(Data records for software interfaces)
▼▼▼

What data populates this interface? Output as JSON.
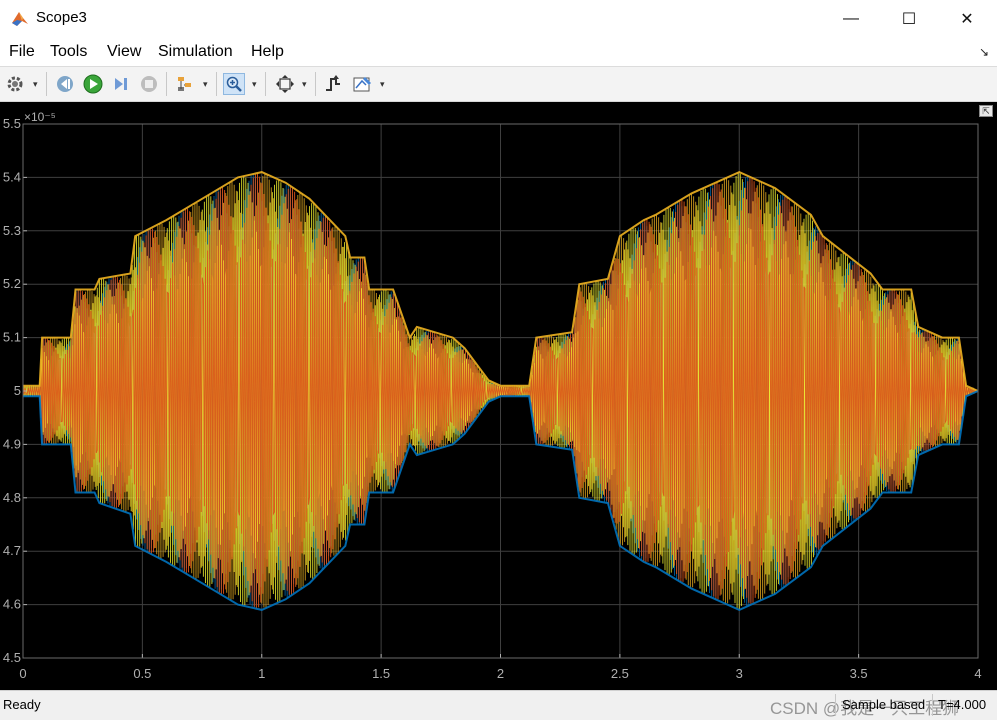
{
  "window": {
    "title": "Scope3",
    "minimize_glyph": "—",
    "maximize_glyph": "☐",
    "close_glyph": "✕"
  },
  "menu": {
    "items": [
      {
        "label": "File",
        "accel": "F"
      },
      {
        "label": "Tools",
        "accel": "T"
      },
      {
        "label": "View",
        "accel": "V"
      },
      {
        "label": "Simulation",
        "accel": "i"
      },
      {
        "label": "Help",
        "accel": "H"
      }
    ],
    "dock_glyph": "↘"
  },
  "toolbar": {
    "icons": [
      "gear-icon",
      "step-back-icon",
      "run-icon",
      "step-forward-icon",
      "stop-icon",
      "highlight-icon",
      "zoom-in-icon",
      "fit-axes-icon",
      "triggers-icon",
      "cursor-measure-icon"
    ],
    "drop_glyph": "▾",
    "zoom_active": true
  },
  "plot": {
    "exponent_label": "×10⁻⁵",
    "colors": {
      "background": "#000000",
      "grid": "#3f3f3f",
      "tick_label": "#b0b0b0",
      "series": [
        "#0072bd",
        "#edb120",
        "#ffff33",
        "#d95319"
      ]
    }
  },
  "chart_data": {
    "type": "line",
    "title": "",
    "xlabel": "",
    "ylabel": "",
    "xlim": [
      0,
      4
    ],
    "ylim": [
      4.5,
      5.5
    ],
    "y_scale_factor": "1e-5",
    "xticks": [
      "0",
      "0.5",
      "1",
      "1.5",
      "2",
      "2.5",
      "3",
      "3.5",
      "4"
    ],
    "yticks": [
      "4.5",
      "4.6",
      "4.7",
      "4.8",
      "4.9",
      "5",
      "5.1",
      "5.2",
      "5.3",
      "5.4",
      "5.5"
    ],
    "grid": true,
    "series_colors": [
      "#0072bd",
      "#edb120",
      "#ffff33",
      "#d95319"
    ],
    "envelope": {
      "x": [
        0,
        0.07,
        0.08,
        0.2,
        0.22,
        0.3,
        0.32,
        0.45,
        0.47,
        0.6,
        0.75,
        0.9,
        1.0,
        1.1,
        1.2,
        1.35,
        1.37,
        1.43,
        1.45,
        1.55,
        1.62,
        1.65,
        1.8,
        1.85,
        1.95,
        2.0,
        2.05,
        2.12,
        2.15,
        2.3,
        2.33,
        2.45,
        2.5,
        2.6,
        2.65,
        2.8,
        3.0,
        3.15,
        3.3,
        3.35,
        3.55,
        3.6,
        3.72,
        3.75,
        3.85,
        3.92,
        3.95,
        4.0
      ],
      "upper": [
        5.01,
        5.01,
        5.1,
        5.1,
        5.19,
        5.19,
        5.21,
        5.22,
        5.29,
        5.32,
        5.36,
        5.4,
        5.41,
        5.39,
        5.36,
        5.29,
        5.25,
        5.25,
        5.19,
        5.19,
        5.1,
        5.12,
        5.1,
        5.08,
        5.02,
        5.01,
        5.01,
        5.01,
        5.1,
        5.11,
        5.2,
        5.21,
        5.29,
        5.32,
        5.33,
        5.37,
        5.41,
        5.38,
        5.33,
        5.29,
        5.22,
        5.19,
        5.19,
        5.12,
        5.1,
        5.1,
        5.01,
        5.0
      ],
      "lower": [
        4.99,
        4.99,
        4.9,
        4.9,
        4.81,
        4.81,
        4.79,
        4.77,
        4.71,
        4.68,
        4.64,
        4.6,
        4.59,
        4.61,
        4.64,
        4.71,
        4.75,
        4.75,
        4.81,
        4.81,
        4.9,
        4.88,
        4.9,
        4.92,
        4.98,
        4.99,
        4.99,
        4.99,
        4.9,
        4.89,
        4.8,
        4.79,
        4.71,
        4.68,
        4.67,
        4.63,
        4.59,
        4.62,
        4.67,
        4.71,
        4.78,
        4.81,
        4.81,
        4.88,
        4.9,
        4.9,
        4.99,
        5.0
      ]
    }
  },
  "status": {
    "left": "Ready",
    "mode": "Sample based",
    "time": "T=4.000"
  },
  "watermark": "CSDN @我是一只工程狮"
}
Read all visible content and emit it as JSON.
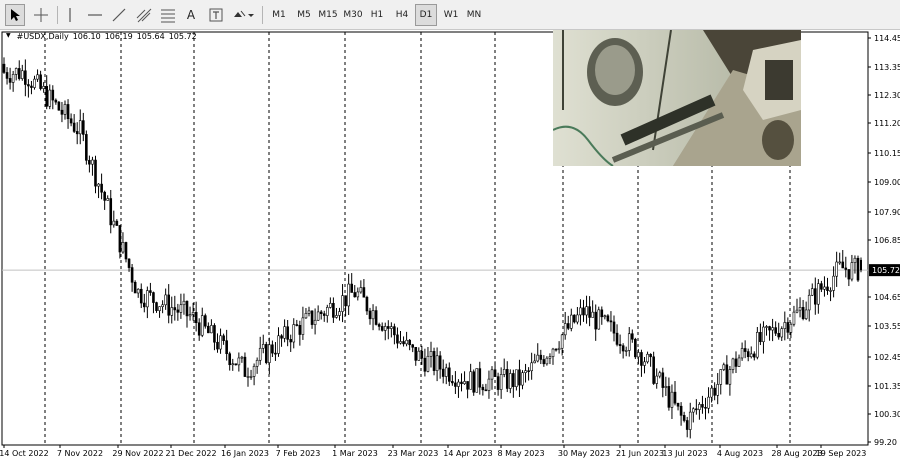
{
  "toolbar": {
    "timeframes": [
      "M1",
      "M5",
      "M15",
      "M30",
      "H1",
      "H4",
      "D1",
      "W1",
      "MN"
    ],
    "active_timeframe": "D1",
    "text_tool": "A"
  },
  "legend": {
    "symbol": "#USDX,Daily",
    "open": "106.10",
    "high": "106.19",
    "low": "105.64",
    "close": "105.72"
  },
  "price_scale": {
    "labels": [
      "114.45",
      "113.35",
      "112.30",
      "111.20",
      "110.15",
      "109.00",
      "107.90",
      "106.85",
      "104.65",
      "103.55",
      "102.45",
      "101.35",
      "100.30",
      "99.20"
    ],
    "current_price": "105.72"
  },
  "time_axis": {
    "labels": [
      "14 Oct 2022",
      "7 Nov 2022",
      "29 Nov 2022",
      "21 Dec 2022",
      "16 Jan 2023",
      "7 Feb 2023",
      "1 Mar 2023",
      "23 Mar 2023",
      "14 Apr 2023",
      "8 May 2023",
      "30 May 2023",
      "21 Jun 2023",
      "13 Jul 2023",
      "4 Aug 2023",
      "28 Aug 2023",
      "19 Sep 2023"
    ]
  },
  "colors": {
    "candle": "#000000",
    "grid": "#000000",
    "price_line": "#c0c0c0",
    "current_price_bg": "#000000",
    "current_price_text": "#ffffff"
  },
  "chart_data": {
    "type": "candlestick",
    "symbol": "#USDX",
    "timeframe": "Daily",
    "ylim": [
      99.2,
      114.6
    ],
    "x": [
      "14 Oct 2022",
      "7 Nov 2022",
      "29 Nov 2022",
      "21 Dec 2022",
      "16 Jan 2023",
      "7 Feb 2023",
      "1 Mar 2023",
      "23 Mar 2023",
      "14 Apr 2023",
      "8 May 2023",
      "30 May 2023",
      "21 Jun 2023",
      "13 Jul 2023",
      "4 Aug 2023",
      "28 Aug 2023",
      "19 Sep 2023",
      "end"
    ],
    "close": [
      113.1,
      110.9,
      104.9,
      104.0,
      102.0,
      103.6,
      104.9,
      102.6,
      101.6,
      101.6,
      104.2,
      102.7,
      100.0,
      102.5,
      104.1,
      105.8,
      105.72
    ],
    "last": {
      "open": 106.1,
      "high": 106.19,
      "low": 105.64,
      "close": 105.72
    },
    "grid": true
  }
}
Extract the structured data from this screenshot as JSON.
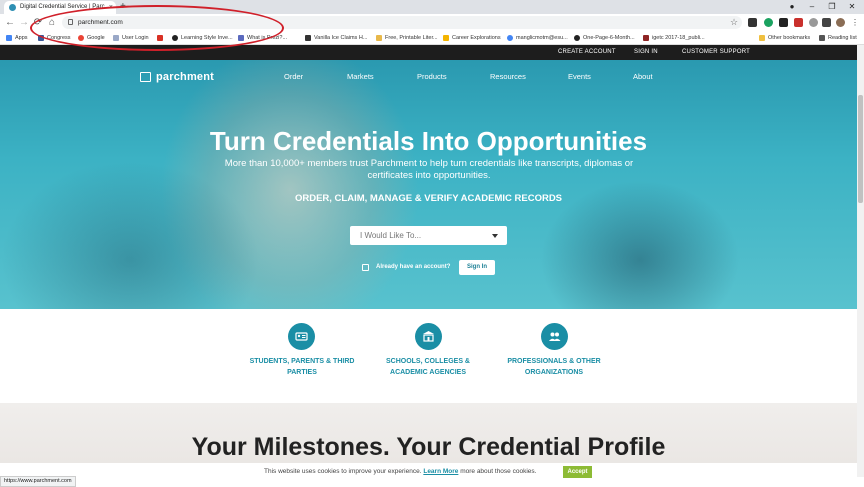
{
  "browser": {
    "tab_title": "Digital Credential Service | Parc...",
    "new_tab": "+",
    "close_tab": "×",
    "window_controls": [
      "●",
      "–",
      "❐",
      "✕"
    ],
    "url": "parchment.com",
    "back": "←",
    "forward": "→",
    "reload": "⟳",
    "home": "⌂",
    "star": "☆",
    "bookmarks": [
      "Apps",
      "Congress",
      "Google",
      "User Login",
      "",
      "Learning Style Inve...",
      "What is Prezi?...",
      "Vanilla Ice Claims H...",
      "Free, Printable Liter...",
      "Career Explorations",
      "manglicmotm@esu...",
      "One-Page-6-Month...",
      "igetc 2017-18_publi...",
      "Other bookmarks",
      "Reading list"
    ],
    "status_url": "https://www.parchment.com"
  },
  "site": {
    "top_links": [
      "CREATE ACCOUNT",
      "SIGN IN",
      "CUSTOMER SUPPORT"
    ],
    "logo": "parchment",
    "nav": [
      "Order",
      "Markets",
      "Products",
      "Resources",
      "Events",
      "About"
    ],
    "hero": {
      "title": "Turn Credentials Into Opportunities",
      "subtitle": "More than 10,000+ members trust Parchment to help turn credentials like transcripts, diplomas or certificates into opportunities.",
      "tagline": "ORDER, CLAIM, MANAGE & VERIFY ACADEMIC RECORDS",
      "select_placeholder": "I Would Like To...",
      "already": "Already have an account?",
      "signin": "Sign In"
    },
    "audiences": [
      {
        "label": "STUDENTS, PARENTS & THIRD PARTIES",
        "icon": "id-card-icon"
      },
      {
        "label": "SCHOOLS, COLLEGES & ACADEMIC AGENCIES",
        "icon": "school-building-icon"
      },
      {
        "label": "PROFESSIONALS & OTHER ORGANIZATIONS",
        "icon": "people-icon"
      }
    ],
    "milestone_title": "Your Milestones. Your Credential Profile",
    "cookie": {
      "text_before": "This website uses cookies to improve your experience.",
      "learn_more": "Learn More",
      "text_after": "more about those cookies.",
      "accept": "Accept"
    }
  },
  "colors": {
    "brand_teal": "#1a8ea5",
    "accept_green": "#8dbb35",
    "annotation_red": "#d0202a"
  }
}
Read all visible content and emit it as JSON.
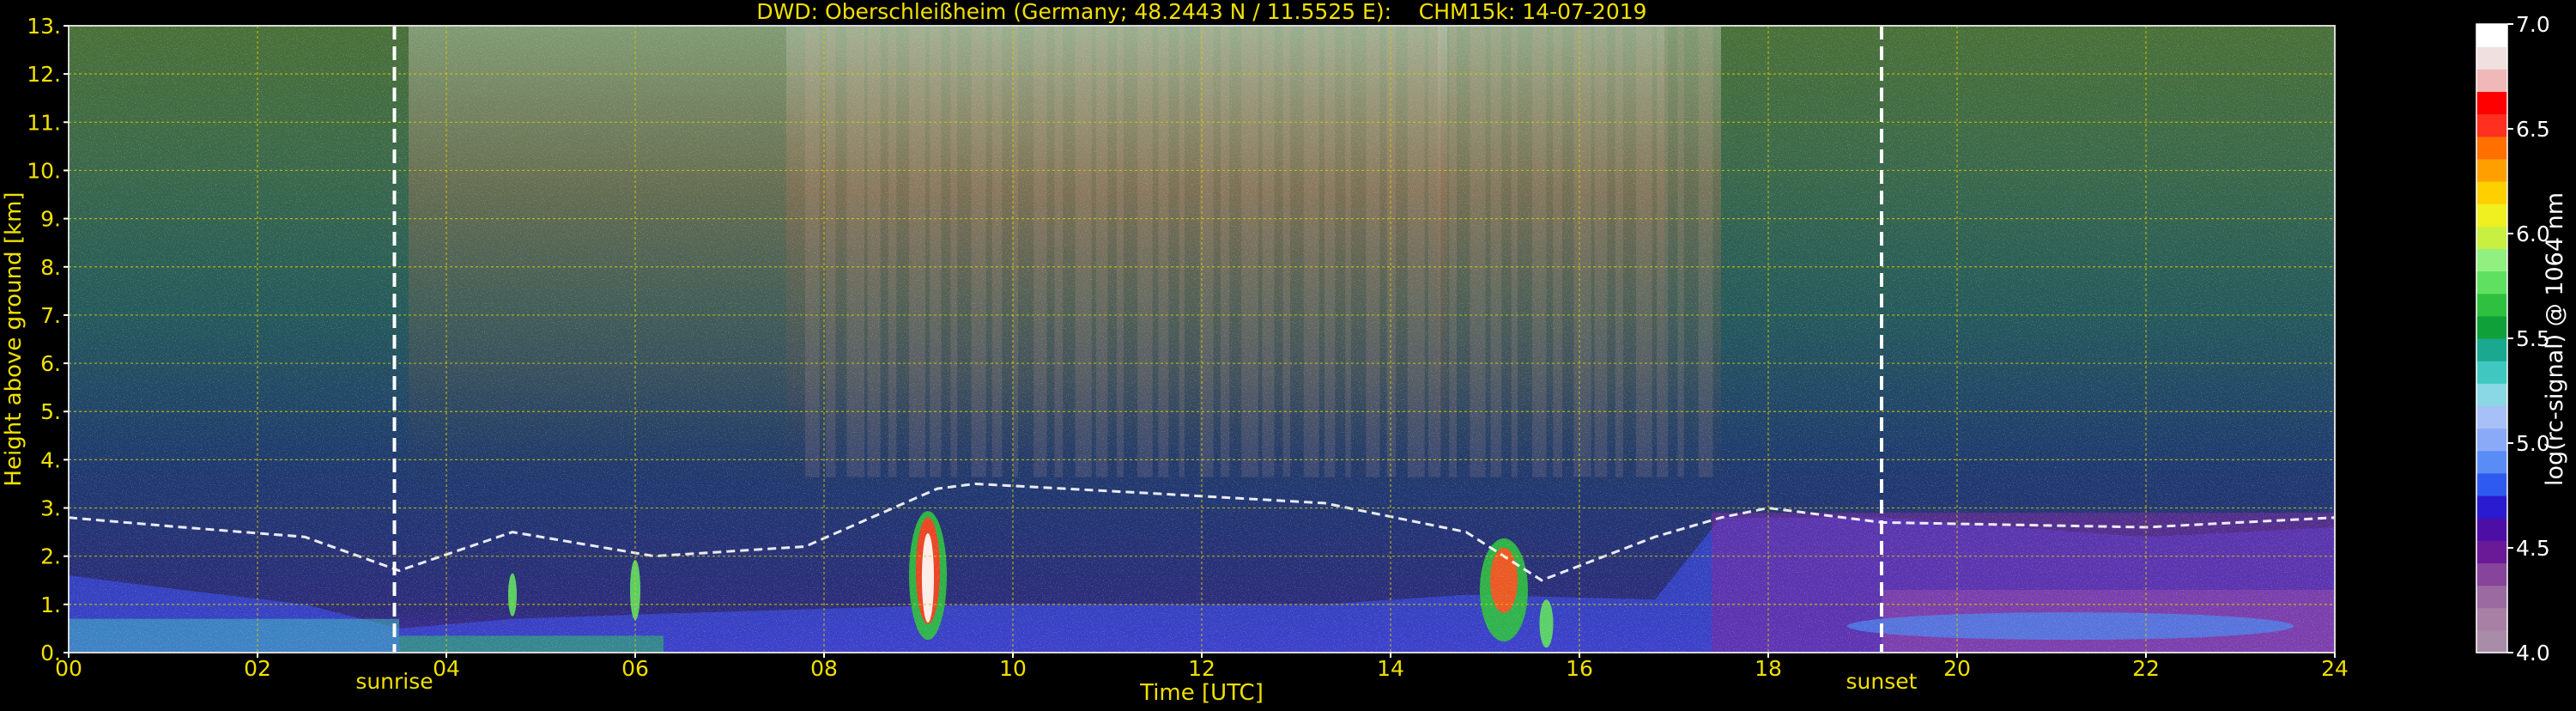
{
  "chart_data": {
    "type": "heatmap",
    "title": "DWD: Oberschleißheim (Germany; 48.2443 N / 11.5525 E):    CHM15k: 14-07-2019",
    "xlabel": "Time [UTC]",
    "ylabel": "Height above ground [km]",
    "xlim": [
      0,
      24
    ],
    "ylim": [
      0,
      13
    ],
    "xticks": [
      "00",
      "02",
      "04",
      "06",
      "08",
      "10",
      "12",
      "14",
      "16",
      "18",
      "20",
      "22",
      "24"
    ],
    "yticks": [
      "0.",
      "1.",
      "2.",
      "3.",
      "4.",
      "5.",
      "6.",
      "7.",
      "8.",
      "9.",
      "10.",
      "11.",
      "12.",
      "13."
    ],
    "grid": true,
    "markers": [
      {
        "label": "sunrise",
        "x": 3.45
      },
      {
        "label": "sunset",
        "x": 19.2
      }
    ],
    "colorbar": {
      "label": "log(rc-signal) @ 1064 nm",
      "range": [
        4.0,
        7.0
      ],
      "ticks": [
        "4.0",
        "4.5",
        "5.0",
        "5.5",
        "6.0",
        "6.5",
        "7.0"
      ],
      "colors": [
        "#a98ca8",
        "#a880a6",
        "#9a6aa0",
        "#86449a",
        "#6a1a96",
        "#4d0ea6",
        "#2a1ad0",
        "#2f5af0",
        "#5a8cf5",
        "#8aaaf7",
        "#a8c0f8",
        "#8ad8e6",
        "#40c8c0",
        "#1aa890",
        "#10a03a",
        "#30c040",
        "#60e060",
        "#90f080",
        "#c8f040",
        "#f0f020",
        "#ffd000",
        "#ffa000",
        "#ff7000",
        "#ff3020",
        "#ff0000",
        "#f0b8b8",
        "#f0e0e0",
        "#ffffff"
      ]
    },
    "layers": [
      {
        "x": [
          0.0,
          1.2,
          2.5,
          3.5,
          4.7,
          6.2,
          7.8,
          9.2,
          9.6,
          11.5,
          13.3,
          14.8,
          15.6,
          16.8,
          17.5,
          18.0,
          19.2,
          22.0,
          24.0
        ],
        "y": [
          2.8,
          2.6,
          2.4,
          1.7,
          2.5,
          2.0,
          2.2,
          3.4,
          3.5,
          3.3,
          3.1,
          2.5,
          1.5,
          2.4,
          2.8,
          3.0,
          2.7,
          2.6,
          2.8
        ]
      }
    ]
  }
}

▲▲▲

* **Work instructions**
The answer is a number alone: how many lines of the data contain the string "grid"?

* **Answer to the exercise**
5